Recently, Lance Armstrong was officially charged with doping offences by the USADA. Although Armstrong claims to have never taken any drugs during his sports career, it does make you wonder: Isn’t this Anti-Doping witch hunt getting a little out of proportion?
Chris Cooper, biochemist, sports scientist and the writer of ‘Run, Swim, Throw, Cheat’ argues the war against gene doping is an unwinnable one, nor can it be justified in every way. Why, for example, is it acceptable for a cyclist to ride a bike that is designed to be better than the opponents’ bikes, but can’t he do the same for his own body? Why is it allowed to train at altitude but not to take a drug to mimic the effect?

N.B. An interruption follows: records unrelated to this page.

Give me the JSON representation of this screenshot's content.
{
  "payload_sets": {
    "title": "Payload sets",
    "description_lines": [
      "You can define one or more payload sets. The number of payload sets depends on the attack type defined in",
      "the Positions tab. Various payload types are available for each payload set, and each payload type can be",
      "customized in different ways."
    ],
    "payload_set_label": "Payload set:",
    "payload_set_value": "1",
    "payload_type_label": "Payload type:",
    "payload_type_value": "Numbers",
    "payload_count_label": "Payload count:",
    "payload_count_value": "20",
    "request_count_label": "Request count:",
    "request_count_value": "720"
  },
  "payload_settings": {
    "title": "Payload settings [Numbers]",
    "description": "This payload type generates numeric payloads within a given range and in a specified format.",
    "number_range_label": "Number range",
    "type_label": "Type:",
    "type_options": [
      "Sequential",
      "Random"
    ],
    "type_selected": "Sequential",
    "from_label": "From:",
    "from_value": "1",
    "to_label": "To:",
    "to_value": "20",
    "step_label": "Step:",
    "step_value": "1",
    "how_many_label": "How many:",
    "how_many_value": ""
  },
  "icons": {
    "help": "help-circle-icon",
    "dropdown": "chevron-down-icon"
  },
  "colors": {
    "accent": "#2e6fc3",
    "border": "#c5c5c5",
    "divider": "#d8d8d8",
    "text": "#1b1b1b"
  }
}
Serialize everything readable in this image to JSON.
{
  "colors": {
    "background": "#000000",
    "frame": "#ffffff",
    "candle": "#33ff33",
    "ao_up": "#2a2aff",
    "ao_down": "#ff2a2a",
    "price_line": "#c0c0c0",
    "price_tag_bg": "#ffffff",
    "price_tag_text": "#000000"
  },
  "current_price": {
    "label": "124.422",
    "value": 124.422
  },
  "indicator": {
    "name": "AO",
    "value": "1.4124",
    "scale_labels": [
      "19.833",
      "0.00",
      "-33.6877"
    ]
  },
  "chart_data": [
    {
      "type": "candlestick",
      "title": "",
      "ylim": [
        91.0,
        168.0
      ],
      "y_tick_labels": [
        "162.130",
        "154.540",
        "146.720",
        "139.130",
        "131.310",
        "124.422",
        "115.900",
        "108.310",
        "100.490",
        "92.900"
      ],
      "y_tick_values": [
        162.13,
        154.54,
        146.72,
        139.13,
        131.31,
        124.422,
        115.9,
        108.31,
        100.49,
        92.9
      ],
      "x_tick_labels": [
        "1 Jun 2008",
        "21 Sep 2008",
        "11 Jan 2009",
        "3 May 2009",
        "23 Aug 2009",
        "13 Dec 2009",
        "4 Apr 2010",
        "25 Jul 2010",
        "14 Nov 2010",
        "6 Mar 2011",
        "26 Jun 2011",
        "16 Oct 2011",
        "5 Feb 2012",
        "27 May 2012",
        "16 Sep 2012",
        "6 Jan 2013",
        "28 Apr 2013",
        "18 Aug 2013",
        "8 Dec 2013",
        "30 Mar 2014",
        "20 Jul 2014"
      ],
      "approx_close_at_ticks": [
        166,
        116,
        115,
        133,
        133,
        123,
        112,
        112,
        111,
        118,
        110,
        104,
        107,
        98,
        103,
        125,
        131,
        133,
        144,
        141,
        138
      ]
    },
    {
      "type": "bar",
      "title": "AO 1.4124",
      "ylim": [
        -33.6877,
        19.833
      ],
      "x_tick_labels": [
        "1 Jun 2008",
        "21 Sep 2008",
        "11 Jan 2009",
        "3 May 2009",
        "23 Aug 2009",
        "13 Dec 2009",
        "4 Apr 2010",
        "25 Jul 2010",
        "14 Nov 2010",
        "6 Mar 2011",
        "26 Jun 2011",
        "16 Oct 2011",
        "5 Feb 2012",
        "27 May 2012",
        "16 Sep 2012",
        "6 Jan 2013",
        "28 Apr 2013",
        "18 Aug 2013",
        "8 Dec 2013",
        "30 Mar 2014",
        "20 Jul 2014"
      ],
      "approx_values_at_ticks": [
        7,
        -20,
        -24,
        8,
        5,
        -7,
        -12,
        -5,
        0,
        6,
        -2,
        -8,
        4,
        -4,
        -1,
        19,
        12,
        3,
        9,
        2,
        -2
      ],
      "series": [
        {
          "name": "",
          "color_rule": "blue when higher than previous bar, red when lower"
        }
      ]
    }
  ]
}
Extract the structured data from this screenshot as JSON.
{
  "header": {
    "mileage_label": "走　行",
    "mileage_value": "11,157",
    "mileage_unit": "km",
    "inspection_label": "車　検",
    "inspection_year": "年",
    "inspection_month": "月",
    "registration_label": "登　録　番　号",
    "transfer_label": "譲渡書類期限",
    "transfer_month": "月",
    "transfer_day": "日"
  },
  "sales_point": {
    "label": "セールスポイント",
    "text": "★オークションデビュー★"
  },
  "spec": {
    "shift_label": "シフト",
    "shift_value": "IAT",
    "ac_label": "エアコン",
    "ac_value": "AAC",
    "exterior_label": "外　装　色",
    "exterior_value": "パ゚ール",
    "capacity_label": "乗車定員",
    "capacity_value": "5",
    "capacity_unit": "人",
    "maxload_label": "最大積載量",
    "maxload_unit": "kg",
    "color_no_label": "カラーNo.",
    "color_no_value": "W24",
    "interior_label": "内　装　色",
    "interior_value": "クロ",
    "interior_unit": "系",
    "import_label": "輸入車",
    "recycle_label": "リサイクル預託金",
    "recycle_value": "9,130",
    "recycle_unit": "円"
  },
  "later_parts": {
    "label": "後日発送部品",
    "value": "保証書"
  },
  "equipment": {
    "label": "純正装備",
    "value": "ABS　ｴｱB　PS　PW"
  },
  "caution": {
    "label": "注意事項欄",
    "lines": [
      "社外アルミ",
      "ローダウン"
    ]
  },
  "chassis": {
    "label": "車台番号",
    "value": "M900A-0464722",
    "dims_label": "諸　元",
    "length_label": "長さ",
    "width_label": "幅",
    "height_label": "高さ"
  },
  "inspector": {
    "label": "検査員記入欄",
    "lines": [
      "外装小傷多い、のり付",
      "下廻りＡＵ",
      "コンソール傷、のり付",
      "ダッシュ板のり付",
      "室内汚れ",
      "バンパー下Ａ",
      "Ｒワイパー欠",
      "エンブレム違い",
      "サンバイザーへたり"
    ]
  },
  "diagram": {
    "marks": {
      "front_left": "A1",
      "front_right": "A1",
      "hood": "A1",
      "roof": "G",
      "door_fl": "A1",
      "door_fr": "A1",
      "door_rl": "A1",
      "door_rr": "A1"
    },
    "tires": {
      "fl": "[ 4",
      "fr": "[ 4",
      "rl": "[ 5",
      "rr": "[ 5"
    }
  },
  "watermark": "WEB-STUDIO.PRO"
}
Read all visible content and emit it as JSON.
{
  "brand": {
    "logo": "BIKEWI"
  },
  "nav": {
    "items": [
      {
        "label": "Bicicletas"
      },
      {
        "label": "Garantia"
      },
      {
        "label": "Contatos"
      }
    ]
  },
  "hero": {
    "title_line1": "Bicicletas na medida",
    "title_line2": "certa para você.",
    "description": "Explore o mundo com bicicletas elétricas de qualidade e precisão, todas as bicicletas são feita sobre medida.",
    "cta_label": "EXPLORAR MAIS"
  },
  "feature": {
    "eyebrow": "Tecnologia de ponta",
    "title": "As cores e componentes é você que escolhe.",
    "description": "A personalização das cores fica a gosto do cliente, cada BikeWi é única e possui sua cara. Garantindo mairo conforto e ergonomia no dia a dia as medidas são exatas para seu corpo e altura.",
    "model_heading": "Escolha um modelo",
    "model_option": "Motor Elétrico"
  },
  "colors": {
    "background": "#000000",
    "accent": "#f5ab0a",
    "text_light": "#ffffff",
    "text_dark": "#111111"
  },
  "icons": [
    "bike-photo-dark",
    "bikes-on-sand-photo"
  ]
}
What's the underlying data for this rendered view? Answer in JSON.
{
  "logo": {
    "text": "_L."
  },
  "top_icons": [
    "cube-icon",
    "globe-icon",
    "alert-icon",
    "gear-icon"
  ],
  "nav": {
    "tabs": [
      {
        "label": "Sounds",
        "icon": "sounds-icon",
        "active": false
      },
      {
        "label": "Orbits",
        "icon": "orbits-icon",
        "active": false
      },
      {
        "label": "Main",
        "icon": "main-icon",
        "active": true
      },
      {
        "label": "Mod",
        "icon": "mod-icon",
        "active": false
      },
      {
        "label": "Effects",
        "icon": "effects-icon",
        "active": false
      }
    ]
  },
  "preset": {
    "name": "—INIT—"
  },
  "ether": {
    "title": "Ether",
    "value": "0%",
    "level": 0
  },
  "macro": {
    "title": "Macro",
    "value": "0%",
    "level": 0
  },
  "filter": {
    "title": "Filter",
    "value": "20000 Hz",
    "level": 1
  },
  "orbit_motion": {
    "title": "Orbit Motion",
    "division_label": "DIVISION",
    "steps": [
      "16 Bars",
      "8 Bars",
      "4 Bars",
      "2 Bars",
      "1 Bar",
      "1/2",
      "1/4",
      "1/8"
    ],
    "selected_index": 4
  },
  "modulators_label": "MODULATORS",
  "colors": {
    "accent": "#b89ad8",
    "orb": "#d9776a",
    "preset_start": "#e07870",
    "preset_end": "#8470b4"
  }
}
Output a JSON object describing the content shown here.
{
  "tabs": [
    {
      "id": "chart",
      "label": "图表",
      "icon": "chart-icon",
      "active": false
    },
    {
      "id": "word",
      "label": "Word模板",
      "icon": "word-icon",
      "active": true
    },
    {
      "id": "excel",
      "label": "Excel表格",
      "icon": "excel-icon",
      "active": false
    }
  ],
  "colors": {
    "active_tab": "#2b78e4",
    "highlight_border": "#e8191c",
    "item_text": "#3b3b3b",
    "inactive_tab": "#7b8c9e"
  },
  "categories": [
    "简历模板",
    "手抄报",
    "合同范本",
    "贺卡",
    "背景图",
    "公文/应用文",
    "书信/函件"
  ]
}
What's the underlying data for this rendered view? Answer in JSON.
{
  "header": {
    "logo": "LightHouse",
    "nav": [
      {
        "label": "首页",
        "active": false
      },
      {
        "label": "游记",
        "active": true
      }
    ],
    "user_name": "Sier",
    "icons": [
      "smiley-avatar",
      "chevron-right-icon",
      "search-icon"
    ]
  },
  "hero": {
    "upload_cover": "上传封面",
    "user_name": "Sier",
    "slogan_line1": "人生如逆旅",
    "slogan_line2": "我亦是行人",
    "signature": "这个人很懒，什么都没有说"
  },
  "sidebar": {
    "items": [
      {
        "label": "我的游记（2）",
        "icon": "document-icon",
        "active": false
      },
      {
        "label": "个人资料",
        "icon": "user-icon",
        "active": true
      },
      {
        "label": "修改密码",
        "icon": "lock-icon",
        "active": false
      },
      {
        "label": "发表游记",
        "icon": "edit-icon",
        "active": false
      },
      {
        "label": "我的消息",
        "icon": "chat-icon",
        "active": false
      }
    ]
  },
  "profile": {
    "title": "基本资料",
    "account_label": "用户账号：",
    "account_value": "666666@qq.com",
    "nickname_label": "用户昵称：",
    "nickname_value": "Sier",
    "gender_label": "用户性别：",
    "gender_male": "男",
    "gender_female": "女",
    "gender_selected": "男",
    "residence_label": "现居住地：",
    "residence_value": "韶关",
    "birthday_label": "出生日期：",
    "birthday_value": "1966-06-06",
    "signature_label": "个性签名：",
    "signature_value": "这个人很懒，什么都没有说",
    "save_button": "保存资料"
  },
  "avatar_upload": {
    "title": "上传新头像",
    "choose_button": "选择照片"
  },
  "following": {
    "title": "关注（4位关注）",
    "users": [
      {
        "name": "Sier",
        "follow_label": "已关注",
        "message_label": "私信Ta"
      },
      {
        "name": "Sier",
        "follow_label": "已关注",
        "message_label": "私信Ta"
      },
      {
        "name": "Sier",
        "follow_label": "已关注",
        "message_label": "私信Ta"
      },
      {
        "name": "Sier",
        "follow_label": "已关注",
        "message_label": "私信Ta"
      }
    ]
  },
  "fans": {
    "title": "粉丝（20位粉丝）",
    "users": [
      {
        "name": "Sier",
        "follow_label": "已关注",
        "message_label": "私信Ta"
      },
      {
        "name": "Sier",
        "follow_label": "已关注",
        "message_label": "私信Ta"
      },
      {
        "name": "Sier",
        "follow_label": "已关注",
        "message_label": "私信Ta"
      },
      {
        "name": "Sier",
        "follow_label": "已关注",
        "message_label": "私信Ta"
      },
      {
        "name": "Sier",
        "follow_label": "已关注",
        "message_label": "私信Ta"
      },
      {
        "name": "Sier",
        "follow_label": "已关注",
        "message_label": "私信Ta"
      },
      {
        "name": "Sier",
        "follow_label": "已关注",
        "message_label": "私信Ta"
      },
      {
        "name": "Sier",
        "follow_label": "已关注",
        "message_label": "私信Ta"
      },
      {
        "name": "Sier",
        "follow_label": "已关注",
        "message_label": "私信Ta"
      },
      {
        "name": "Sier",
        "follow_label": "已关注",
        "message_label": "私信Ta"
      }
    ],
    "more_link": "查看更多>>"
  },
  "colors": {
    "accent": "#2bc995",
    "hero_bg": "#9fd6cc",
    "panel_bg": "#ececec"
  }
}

As a biochemist, Cooper also explains how performance-enhancing drugs work, and the challenges of testing for them. Drawing upon genetics research on rats and mice, Cooper suggests that by altering the human genome, there might be many ways of improving human performance. Still, Cooper does not believe that gene doping should become an accepted part of athletics, he says in an interview with the Guardian: “I’m certainly not one of these people who think everything should be legalised: so you would have a Super Olympics for the gene dopers and athletes on steroids running alongside the regular Olympics. That’s a nonsense, because the sponsors wouldn’t go for two events and only one of them would be interesting.”
Run, Swim, Throw, Cheat is available in the UA Library